The Physicality of Glass
What the first moments of wearing Google Glass feels like - And how it’s helping some people to hear again.
Something I hadn’t realized about Google Glass until I picked mine up today is the physicality of the fitting. The folks at Google want your Glass to fit right, of course. They don’t want you walking around looking like the nutty professor, sure, but it also aids somewhat with the usability of Glass to ensure it fits you properly.
So it took about 20 minutes to fit mine properly. And for a good part of that time,I had two (very nice,helpful) employees fussing and tinkering with Glass to refine my fit. This isn’t an issue you experience, of course, picking up an iPhone, a tablet, a laptop. It’s much more personal. A person’s facial structure affects Glass, just like it would another pair of glasses, sure, but some adjustment is also necessary to ensure proper screen placement. You notice that one of your ears is lower than the other, so you have to twist Glass’s titanium frame this way and that to compensate for it. You’re reminded that your nose is a little larger (in my case), when you have to adjust the nose clips to fit you. An iPhone, you pick up. Glass, yes, it seems obvious, but you wear it. And you feel that.
Of course, presently, Glass’s form factor weighs somewhat heavily on the right-hand side. It’s not as heavy as you might think, but it’s enough that I’m sure it contributes to some difficulty in balancing it on your face. No doubt, future versions will be sleeker, lighter, easier to wear and balance.
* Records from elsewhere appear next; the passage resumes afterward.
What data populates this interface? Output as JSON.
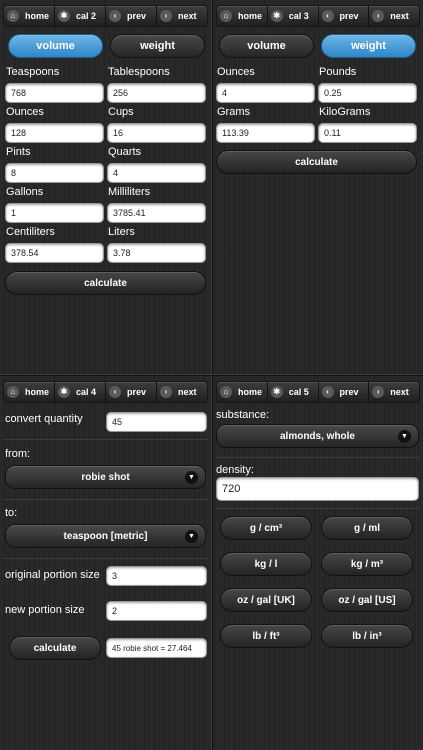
{
  "panel1": {
    "nav": {
      "home": "home",
      "cal": "cal 2",
      "prev": "prev",
      "next": "next"
    },
    "tab_volume": "volume",
    "tab_weight": "weight",
    "fields": [
      {
        "label": "Teaspoons",
        "value": "768"
      },
      {
        "label": "Tablespoons",
        "value": "256"
      },
      {
        "label": "Ounces",
        "value": "128"
      },
      {
        "label": "Cups",
        "value": "16"
      },
      {
        "label": "Pints",
        "value": "8"
      },
      {
        "label": "Quarts",
        "value": "4"
      },
      {
        "label": "Gallons",
        "value": "1"
      },
      {
        "label": "Milliliters",
        "value": "3785.41"
      },
      {
        "label": "Centiliters",
        "value": "378.54"
      },
      {
        "label": "Liters",
        "value": "3.78"
      }
    ],
    "calculate": "calculate"
  },
  "panel2": {
    "nav": {
      "home": "home",
      "cal": "cal 3",
      "prev": "prev",
      "next": "next"
    },
    "tab_volume": "volume",
    "tab_weight": "weight",
    "fields": [
      {
        "label": "Ounces",
        "value": "4"
      },
      {
        "label": "Pounds",
        "value": "0.25"
      },
      {
        "label": "Grams",
        "value": "113.39"
      },
      {
        "label": "KiloGrams",
        "value": "0.11"
      }
    ],
    "calculate": "calculate"
  },
  "panel3": {
    "nav": {
      "home": "home",
      "cal": "cal 4",
      "prev": "prev",
      "next": "next"
    },
    "quantity_label": "convert quantity",
    "quantity_value": "45",
    "from_label": "from:",
    "from_value": "robie shot",
    "to_label": "to:",
    "to_value": "teaspoon [metric]",
    "original_label": "original portion size",
    "original_value": "3",
    "new_label": "new portion size",
    "new_value": "2",
    "calculate": "calculate",
    "result": "45 robie shot = 27.464"
  },
  "panel4": {
    "nav": {
      "home": "home",
      "cal": "cal 5",
      "prev": "prev",
      "next": "next"
    },
    "substance_label": "substance:",
    "substance_value": "almonds, whole",
    "density_label": "density:",
    "density_value": "720",
    "units": [
      "g / cm³",
      "g / ml",
      "kg / l",
      "kg / m³",
      "oz / gal [UK]",
      "oz / gal [US]",
      "lb / ft³",
      "lb / in³"
    ]
  },
  "colors": {
    "accent": "#3a8fd0",
    "background": "#282828"
  }
}
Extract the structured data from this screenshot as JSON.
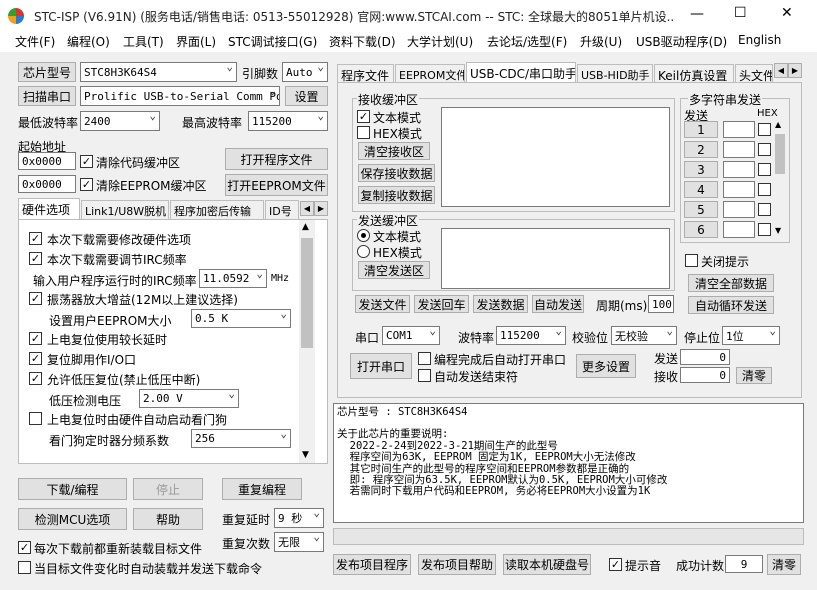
{
  "window": {
    "title": "STC-ISP (V6.91N) (服务电话/销售电话: 0513-55012928) 官网:www.STCAI.com  -- STC: 全球最大的8051单片机设...",
    "min": "—",
    "max": "☐",
    "close": "✕"
  },
  "menu": [
    "文件(F)",
    "编程(O)",
    "工具(T)",
    "界面(L)",
    "STC调试接口(G)",
    "资料下载(D)",
    "大学计划(U)",
    "去论坛/选型(F)",
    "升级(U)",
    "USB驱动程序(D)",
    "English"
  ],
  "left": {
    "chip_type_btn": "芯片型号",
    "chip_type_val": "STC8H3K64S4",
    "pin_label": "引脚数",
    "pin_val": "Auto",
    "scan_btn": "扫描串口",
    "port_val": "Prolific USB-to-Serial Comm Po",
    "settings_btn": "设置",
    "min_baud_label": "最低波特率",
    "min_baud_val": "2400",
    "max_baud_label": "最高波特率",
    "max_baud_val": "115200",
    "start_addr_label": "起始地址",
    "addr1": "0x0000",
    "clear_code": "清除代码缓冲区",
    "open_prog": "打开程序文件",
    "addr2": "0x0000",
    "clear_eeprom": "清除EEPROM缓冲区",
    "open_eeprom": "打开EEPROM文件",
    "tabs": [
      "硬件选项",
      "Link1/U8W脱机",
      "程序加密后传输",
      "ID号"
    ],
    "opts": {
      "o1": "本次下载需要修改硬件选项",
      "o2": "本次下载需要调节IRC频率",
      "irc_label": "输入用户程序运行时的IRC频率",
      "irc_val": "11.0592",
      "irc_unit": "MHz",
      "o3": "振荡器放大增益(12M以上建议选择)",
      "eeprom_label": "设置用户EEPROM大小",
      "eeprom_val": "0.5 K",
      "o4": "上电复位使用较长延时",
      "o5": "复位脚用作I/O口",
      "o6": "允许低压复位(禁止低压中断)",
      "lv_label": "低压检测电压",
      "lv_val": "2.00 V",
      "o7": "上电复位时由硬件自动启动看门狗",
      "wdt_label": "看门狗定时器分频系数",
      "wdt_val": "256"
    },
    "download_btn": "下载/编程",
    "stop_btn": "停止",
    "reprogram_btn": "重复编程",
    "check_btn": "检测MCU选项",
    "help_btn": "帮助",
    "repeat_delay_label": "重复延时",
    "repeat_delay_val": "9 秒",
    "reload_cb": "每次下载前都重新装载目标文件",
    "repeat_count_label": "重复次数",
    "repeat_count_val": "无限",
    "auto_cb": "当目标文件变化时自动装载并发送下载命令"
  },
  "right": {
    "tabs": [
      "程序文件",
      "EEPROM文件",
      "USB-CDC/串口助手",
      "USB-HID助手",
      "Keil仿真设置",
      "头文件"
    ],
    "recv_title": "接收缓冲区",
    "text_mode": "文本模式",
    "hex_mode": "HEX模式",
    "clear_recv": "清空接收区",
    "save_recv": "保存接收数据",
    "copy_recv": "复制接收数据",
    "send_title": "发送缓冲区",
    "send_text": "文本模式",
    "send_hex": "HEX模式",
    "clear_send": "清空发送区",
    "multi_title": "多字符串发送",
    "multi_send": "发送",
    "multi_hex": "HEX",
    "multi_rows": [
      "1",
      "2",
      "3",
      "4",
      "5",
      "6"
    ],
    "close_tip": "关闭提示",
    "clear_all": "清空全部数据",
    "auto_loop": "自动循环发送",
    "send_file": "发送文件",
    "send_return": "发送回车",
    "send_data": "发送数据",
    "auto_send": "自动发送",
    "period_label": "周期(ms)",
    "period_val": "100",
    "port_label": "串口",
    "port_val": "COM1",
    "baud_label": "波特率",
    "baud_val": "115200",
    "parity_label": "校验位",
    "parity_val": "无校验",
    "stop_label": "停止位",
    "stop_val": "1位",
    "open_port": "打开串口",
    "auto_open": "编程完成后自动打开串口",
    "auto_end": "自动发送结束符",
    "more": "更多设置",
    "send_label": "发送",
    "send_count": "0",
    "recv_label": "接收",
    "recv_count": "0",
    "clear_zero": "清零",
    "info_lines": [
      "芯片型号 : STC8H3K64S4",
      "",
      "关于此芯片的重要说明:",
      "  2022-2-24到2022-3-21期间生产的此型号",
      "  程序空间为63K, EEPROM 固定为1K, EEPROM大小无法修改",
      "  其它时间生产的此型号的程序空间和EEPROM参数都是正确的",
      "  即: 程序空间为63.5K, EEPROM默认为0.5K, EEPROM大小可修改",
      "  若需同时下载用户代码和EEPROM, 务必将EEPROM大小设置为1K"
    ],
    "publish_prog": "发布项目程序",
    "publish_help": "发布项目帮助",
    "read_disk": "读取本机硬盘号",
    "sound_cb": "提示音",
    "success_label": "成功计数",
    "success_val": "9",
    "clear_btn": "清零"
  },
  "colors": {
    "titlebar": "#ffffff",
    "bg": "#f0f0f0",
    "accent": "#0060c0"
  }
}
Now, for something much more fascinating. Apparently, some people being fitted for Glass are hearing for the first time in their right ear. The Glass employee who fitted me (that’s her above) said some people who had become deaf in their right ears are now finding they can hear Google Glass on that side of their heads. How is that? Well, that thicker, right-hand side section of Glass it fitted with a “bone conduction transducer” - in other words, a speaker which transmits sound through the bone behind your ear. Since it doesn't cover your ear at all, Glass does this without blocking the environmental noise around you - avoiding a potential safety issue. (It may make wearing Glass while cycling or driving less dangerous than wearing headphones. Though glancing at the screen could obviously be a dangerous distraction, at least it’s near your line of sight.) Now, imagine the surprise and delight of those now able to hear in their right ear - at least via Glass. It’s another element that makes wearing Glass an extraordinary physical experience. One which reminds you that this technology is getting closer to us as human beings than ever before.
You can engage with Glass physically in other ways, too. You can tilt your head back 30 degrees to turn it on, a setting which is adjustable, thankfully. But I prefer just to tap the touchpad, a gesture which is much more unobtrusive - and prevents people around you from wondering if you have a crick in your neck or are suffering a Tourettic attack.
Aside from its physicality, Glass is personal in other ways, too. It’s connected directly to your Google account, so it’s permanently accessing your personal information - and ever contributing to the ever-growing digital archive, which comprises your life.
For now, Glass has a physical affect upon others, as well: As I was walking around lower Manhattan, a few people stopped in their tracks (quite literally), when they saw me wearing it. One girl not so subtly sidled up to me to take a photo with her iPhone. So, the corresponding physical response for me is to feel not a little self conscious. I won’t be wearing Glass all the time, and I won’t be taking selfies in the shower like Mr. Scoble. But if Glass and other similar wearable devices really take off (and inevitably they will), I’m sure we’ll look back on the current fascination (and sometimes fear) of such devices as being rather quaint.